Let’s go back to first principles. It has never been the rule in this country that suspected criminal offences must automatically be the subject of prosecution. That was said by Sir Hartley Shawcross when he was attorney general in 1951. But the policy goes back much further. Ever since the office was established in 1880, the DPP has brought defendants before the courts only if he regards this as being ‘in the public interest’.

At first, that broad phrase was left undefined. But when the CPS was launched 23 years ago, it explained in some detail how it assessed the public interest. ‘Broadly speaking,’ the first code for crown prosecutors said, ‘the graver the offence, the less likelihood there will be that the public interest will allow of a disposal less than prosecution, for example a caution.’ The latest code puts it more bluntly: ‘public interest factors that can affect the decision to prosecute usually depend on the seriousness of the offence or the circumstances of the suspect.’

But Debbie Purdy persuaded the law lords in July that this code did not provide sufficient guidance for someone with a severe and incurable disability who was likely to need assistance in travelling to a country where assisted suicide was lawful. She wanted to know what factors the DPP was likely to take into account in deciding whether someone who assisted a person in her position would be prosecuted under the Suicide Act 1961.

Although Starmer did not want to publish a code dealing specifically with assisted suicide, the law lords required him to do so. The interim policy he published last month is already in force, though it may be amended in the light of public consultation before being finalised next spring.

As you would expect, the policy document lists a number of public-interest factors in favour of prosecution and a number against. Far from being ‘tick-box’ guidelines, some carry more weight than others. ‘Deciding on the public interest is not simply a matter of adding up the number of factors on each side and seeing which side has the greater number,’ the CPS says. ‘One factor alone may outweigh a number of other factors which tend in the opposite direction.’

For the Daily Mail, though, it’s all very simple: ‘The law as laid down by parliament spells out that it’s a criminal offence to "aid, abet, counsel or procure" somebody else’s suicide – and that anybody who does so can expect up to 14 years in prison. No ifs, no buts.’

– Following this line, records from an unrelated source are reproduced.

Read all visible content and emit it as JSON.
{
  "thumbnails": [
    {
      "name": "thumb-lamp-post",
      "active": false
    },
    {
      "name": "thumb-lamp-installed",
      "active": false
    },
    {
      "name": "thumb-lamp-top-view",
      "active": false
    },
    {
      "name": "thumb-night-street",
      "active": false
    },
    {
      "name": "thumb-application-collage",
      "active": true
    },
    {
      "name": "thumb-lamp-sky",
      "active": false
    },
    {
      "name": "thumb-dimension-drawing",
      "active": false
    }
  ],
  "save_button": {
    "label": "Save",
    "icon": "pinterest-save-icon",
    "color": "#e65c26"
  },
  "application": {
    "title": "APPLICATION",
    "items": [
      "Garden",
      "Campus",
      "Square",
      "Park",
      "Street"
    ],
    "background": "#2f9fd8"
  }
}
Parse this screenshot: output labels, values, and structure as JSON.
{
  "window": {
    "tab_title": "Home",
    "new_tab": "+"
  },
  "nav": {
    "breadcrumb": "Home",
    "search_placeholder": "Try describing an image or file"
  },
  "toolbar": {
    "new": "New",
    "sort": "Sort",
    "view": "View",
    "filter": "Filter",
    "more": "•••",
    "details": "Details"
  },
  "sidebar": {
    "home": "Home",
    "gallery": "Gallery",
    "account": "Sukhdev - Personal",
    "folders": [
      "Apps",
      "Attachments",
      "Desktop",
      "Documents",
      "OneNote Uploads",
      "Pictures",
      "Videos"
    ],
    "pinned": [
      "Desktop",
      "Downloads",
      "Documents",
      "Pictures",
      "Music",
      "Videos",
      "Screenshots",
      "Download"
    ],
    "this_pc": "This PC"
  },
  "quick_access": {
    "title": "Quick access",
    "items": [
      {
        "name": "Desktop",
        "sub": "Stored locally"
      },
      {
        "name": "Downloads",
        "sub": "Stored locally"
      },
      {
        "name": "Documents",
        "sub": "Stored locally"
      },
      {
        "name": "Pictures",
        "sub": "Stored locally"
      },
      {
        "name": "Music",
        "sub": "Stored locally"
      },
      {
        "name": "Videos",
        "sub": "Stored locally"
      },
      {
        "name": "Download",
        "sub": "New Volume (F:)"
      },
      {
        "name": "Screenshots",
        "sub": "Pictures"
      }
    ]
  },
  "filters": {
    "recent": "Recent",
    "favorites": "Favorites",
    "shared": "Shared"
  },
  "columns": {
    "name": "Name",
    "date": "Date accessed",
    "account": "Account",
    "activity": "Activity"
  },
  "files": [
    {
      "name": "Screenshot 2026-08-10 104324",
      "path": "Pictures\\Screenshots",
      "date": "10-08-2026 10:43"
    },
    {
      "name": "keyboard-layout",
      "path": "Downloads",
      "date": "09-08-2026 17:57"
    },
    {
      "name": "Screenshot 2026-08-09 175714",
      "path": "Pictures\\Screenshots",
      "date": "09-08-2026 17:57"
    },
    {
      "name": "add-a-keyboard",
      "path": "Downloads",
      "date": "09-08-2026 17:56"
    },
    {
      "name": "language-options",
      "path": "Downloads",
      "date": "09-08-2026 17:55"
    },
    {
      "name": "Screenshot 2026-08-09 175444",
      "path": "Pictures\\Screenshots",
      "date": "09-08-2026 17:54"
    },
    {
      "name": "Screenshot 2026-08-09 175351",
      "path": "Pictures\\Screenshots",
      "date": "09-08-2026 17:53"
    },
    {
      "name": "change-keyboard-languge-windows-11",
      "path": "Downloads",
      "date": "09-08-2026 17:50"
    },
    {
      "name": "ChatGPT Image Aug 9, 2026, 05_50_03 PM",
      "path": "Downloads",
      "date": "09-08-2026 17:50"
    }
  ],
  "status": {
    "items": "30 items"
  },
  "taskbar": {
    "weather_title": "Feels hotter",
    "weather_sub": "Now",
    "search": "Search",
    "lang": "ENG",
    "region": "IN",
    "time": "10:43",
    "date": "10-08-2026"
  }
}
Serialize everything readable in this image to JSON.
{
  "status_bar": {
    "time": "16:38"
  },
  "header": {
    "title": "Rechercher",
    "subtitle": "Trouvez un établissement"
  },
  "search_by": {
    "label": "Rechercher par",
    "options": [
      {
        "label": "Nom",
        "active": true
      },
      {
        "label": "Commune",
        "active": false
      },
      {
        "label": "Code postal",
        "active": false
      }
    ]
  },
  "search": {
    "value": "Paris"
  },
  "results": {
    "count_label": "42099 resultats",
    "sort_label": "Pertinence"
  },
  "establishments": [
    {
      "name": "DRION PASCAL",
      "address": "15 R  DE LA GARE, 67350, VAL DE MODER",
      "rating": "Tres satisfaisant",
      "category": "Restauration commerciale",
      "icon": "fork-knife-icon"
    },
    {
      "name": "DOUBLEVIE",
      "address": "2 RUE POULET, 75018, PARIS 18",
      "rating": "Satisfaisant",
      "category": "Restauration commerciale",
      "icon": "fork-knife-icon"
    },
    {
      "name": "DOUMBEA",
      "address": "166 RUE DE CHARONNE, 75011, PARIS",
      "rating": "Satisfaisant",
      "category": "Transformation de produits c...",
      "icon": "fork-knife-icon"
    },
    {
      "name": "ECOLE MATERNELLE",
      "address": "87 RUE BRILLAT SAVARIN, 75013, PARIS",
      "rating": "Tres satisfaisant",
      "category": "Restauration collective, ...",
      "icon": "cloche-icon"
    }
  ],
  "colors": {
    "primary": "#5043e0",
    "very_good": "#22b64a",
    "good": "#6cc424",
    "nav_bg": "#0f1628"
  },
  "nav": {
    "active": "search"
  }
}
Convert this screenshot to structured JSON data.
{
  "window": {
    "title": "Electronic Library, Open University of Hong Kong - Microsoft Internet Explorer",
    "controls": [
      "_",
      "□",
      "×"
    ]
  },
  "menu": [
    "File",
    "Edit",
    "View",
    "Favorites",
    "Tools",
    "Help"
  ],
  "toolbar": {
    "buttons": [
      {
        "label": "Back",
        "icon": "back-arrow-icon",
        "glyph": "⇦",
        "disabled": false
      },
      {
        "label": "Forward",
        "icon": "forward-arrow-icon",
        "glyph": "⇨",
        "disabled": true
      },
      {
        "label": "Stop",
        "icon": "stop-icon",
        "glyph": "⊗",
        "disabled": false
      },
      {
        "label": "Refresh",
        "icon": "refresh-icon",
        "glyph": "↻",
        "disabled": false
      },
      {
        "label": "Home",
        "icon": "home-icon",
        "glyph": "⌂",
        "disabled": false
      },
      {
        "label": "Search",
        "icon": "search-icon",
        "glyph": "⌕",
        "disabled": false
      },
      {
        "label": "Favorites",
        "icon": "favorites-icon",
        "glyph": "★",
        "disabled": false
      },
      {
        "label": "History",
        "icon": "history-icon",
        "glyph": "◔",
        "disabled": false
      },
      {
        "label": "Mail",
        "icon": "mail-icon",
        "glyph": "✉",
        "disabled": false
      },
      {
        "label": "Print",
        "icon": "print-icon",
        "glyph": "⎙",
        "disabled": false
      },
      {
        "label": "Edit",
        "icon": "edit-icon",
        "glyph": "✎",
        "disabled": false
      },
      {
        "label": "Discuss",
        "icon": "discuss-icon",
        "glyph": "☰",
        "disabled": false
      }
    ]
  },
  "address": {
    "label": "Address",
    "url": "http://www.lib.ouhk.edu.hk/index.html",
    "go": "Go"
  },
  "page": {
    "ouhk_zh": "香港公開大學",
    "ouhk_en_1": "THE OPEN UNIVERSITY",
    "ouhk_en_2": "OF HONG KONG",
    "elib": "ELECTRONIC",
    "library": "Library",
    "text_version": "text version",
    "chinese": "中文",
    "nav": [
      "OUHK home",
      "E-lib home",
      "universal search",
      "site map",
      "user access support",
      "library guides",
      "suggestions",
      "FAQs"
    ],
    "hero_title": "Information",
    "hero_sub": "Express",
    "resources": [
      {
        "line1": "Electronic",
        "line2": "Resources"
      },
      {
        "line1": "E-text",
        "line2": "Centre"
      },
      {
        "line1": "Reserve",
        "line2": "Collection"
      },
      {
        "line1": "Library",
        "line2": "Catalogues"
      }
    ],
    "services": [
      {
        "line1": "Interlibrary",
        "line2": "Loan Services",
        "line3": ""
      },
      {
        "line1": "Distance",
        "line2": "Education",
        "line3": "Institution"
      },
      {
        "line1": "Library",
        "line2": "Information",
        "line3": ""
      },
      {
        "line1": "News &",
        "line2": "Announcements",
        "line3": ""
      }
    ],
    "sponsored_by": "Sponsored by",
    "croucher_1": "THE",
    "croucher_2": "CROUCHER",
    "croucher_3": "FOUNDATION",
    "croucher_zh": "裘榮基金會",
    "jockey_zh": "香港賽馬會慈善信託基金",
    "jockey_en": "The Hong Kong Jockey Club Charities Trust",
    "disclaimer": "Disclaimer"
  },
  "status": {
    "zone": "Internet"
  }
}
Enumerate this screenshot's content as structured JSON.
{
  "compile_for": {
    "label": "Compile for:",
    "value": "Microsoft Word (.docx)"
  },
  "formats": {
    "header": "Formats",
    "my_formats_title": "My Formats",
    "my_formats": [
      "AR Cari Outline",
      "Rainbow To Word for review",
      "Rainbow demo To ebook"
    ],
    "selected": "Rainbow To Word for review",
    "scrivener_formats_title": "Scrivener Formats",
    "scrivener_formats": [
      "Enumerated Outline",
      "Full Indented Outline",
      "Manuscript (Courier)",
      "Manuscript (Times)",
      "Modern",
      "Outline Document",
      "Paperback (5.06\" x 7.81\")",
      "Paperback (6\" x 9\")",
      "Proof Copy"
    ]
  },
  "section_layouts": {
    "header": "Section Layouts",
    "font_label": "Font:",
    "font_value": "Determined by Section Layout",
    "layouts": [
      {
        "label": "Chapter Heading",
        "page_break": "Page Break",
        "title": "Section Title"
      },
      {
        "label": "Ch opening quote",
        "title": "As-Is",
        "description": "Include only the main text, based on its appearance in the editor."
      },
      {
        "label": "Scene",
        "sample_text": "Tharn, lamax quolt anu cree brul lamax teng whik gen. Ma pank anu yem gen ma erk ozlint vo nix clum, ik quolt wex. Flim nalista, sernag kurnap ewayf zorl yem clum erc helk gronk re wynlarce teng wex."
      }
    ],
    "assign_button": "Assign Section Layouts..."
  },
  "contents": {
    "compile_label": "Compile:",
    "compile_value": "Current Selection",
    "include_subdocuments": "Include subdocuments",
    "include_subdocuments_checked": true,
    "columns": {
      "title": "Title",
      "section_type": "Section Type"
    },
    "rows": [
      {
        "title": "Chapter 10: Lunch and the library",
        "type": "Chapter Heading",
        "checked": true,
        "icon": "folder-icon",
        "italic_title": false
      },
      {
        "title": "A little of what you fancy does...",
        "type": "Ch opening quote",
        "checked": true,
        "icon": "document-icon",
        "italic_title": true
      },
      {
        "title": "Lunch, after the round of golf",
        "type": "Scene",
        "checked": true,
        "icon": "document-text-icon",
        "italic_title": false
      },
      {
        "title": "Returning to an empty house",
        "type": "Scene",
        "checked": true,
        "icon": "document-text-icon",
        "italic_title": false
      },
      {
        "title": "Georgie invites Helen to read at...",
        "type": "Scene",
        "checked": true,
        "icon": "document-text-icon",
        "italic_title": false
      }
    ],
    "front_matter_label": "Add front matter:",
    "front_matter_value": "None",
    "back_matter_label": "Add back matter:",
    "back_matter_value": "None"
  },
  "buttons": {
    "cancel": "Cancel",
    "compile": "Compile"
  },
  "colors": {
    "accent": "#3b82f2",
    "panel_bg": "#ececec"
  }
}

But ‘ifs and buts’ are precisely what was intended. The Suicide Act 1961 goes on to say that nobody can be prosecuted for assisting in a suicide without the consent of the DPP. As Starmer explained last month, parliament would not have included that subsection if it had not wanted him to use his discretion.

Exercising their discretion is what previous DPPs did when considering eight cases of alleged assisted suicide abroad between 1998 and 2008; none led to a prosecution. It’s what prosecutors and police officers do every day of their working lives.

The Mail’s final argument is that only parliament can change the law of assisted suicide. Few newspapers seem to have noticed that parliament is doing just that: the Coroners and Justice Bill, likely to be passed next month, will amend the 1961 act by making it an offence to do an act capable of encouraging or assisting suicide, provided this was the defendant’s intention. It is fair to add, though, that the government does not intend this simplification to change the ‘scope’ of the current law.

But what of the broader argument that these guidelines amount to a change in the law and that any such change must be authorised by parliament? First, assisted suicide remains an offence and Starmer is giving no guarantees against prosecution.

Second, critics have to understand that primary legislation cannot cope with the subtle variables of human behaviour. Parliament could give its approval to Starmer’s code but it could never decide how to balance the various factors it sets out.

For example, should there be a prosecution for assisted suicide abroad if the person needing assistance had a ‘severe degenerative physical condition’ and had expressed a ‘clear, settled and informed wish to commit suicide’ but had done so at a time when his ‘capacity to reach an informed decision was adversely affected by a recognised mental illness’? How much weight should a prosecutor give to the assister’s membership of a group set up to provide ‘a physical environment’ for people to take their lives if this made it less likely they would ‘commit suicide in a public place’?

Fortunately, these are not the sort of decisions we journalists have to take.